The other day an esteemed colleague, who is based in the US, contacted me as a co-author on the ocrelizumab in PPMS (Oratorio) study, to ask me ‘how could I support the study’s claim that ocrelizumab was effective in PPMS?’. He said the study was only positive because it was loaded with relapsing patients. The latter is based on the observation that approximately a quarter of subjects had Gd-enhancing lesions on their baseline scan.
I informed him that he was wrong for several reasons:
1. Firstly, the subjects in this study had PPMS. Anyone with a history of relapses was excluded.
2. It is not uncommon for pwPPMS to have Gd-enhancing lesions on MRI, particularly early in the course of their disease. I pointed out that the reason why a quarter of subjects had active baseline scans was that this was an early, and relatively young, population of PPMSers. The latter didn’t occur by chance but by design. The study design was informed by the rituximab in PPMS trial, which showed that younger people with active MRIs were more likely to respond to treatment in a short period of time. To ignore this insight would have been folly.
3. I mentioned to him that the study was also positive across numerous secondary and tertiary endpoints, including objective MRI outcomes. Surely this meant the drug was working?
4. I explained to him my length-dependent axonopathy hypothesis and sent him our recent publication, which goes a long way to explaining the ORATORIO results. He said very interesting, but this didn’t change his position.
5. I pointed out to him that although the treatment effect on EDSS and timed-25ft walk was relatively modest (~25% slowing of progression), the impact on upper limb function (9-HPT) was almost double (~45%). Wasn’t ocrelizumab indicated on this observation alone? This particular individual is fully aware about how important hand function is for pwMS.
6. I also said that ocrelizumab worked in both cohorts of subjects, those with and without Gd-enhancing lesions at baseline. Although the results in these two subgroups were not statistically significant, the positive trends were obvious. It is important to realise the study was not powered to test a treatment effect in these two cohorts therefore we have to accept the overall results at face value.
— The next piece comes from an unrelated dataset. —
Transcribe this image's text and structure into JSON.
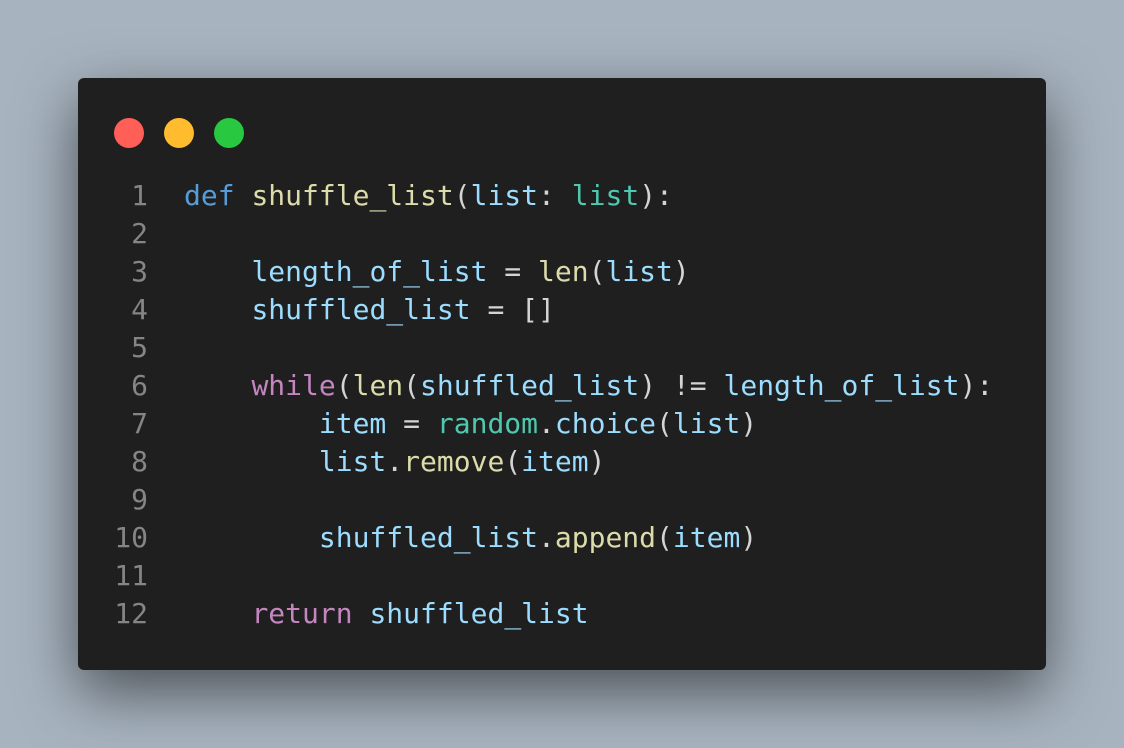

Despite my protestations he informed me that although all my points were interesting and valid he was not convinced by the science and therefore would not be offering ocrelizumab to his patients with PPMS. How do I respond to this? As I said last weekend neurologists are never wrong they can always justify their position from their own perspective. All I that I can hope is that pwPPMS under his care are informed and active. They need to arm themselves with knowledge and ask the right questions. If you aren’t satisfied with the answers challenge them and ask some more questions. If you are still not satisfied you can always vote with your feet.
This episode is deja vu. Almost the exact scenario played out in the UK when the interferons were launched for treating RRMS. Many neurologists would not accept that this class of drug was effective and hence were not offering them to their patients. Gradually things changed and most neurologists now accept that DMTs do modify the course of RRMS. I can only expect the same thing to happen with the treatment of more advanced MS (formerly know as progressive MS). Let’s hope so for the sake of the thousands of PPMSers out there.
Montalban et al. Ocrelizumab versus Placebo in Primary Progressive Multiple Sclerosis. N Engl J Med. 2017 Jan 19;376(3):209-220.
Background: An evolving understanding of the immunopathogenesis of multiple sclerosis suggests that depleting B cells could be useful for treatment. We studied ocrelizumab, a humanized monoclonal antibody that selectively depletes CD20-expressing B cells, in the primaryprogressive form of the disease.